After getting into the board game hobby at the end of 2014, we've decided to share our thoughts on the games we're collecting on our shelves. The collection has certainly expanded over the last few years and we've been making up for lost time!

Sometimes our opinions differ, so Amy will be posting reviews every Tuesday and Fi will post on Thursdays. We hope you enjoy reading some of our opinions on board games - especially those for two players.

Get in touch by emailing thegameshelfblog@gmail.com

Friday 1 September 2017

The Yellow Meeple's First Impressions:- 21st - 30th August 2017

It's been a challenge to try new games this week because we had my parents visiting for the long weekend. They're happy to play games, but prefer something simple and it's definitely best if we teach a game that we know inside out and aren't looking at a rulebook whilst they're becoming impatient at the table. We were actually so bus sorting out new board game shelves and new shelves for our retro video game collection that we hardly played anything over the weekend. Nevertheless, I have a few games to talk about, so, here are the Yellow Meeple's first impressions;

  • Agricola: All Creatures Big and Small is a two player version of Uwe Rosenberg's Agricola. Having recently reviewed Caverna Cave vs. Cave, we were keen to try out All Creatures Big ans Small because it focuses on the animal rearing elements of the Agricola and Caverna games. The game is short but satisfying, starting slowly with few resources, but very quickly ramping up to allow you to have big, successful turns. We really enjoyed the tactile elements of the game which were lost in the over-streamlined Cave vs. Cave, with the fences to separate fields and the ani-meeples that we never had in our older version of Agricola. Agricola: All Creatures Big and Small does a great job of worker placement for two players.
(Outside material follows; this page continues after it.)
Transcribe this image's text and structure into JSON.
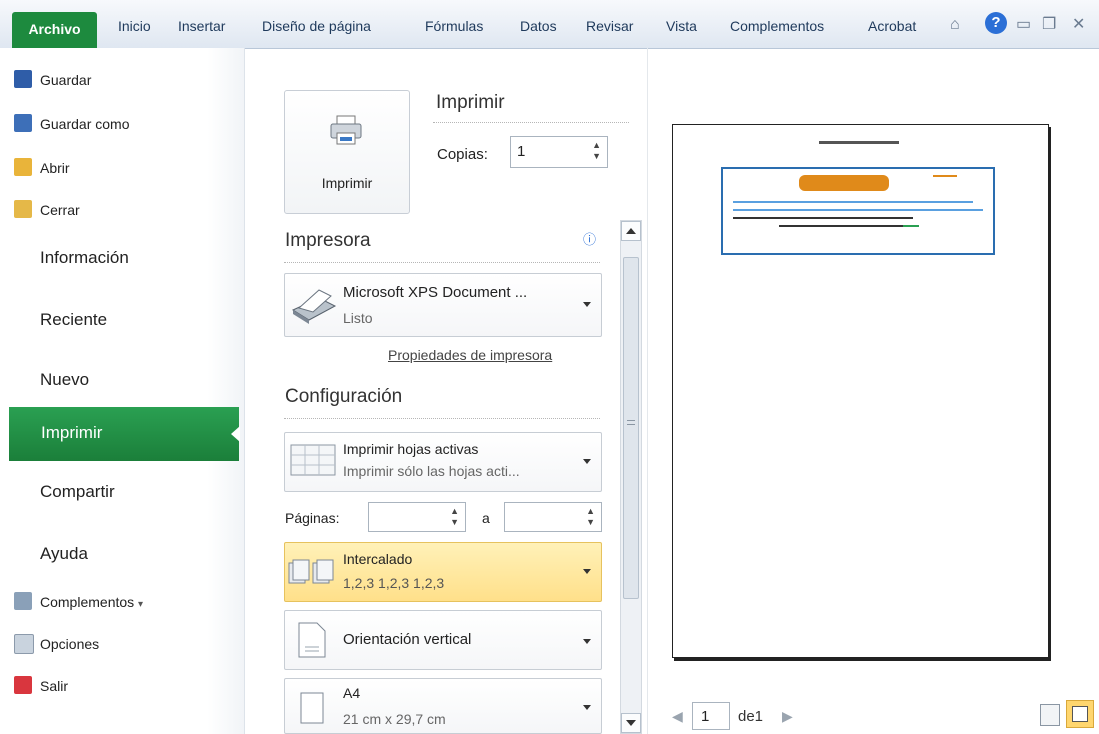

  • Codenames Duet is the new two player version of the very popular party game, Codenames. Codenames Duet is definitely not a party game, it's definitely a more 'thinky' game for two players who really want to get inside each others heads. You are cooperatively trying to find your agents and trying to avoid five(!) combined assassins on the board. On first impressions, this game is much more challenging than the original and the box contains plenty of ways to make it even harder. It's not just the extra assassins but we're really finding the words a lot more challenging to connect too. We'll be doing a full review of this one next week, by which time I'll need to decide if I think the Duet version really works for us.
  • Ticket to Ride: Germany is a game we've been excited for since the UK Games Expo. It's a complete game, not an expansion, and I understand it takes some ideas from the rare and out of print Ticket to Ride: Marklin. There are a few tweaks to the original game, with a choice of long or short routes available to you throughout the game, but the main extra mechanism is passengers. When you place a route you can claim a passenger from either end and at the end of the game there are points available for the player with the most and second most of each colour. We really enjoyed how the new mechanisms brought out a different strategy in each player and how it also meant that there were fewer turns where you felt you were just wasting time. We loved this new version, but I'm not sure yet where it will fit in the collection because it is a whole new game in a crowded world of Ticket to Ride expansions.
So many new games arrived last week that I want to get to the table! Top of the priority list is to play some more Codenames Duet and then break into Dice Forge and our copy of Ice Cool. I'm hoping we get the opportunity to play them. We have visitors this weekend, but they're definitely happy to play lighter games and that's my plan!


  1. Wheres my review of ticket to ride germany? Mum

    1. Here!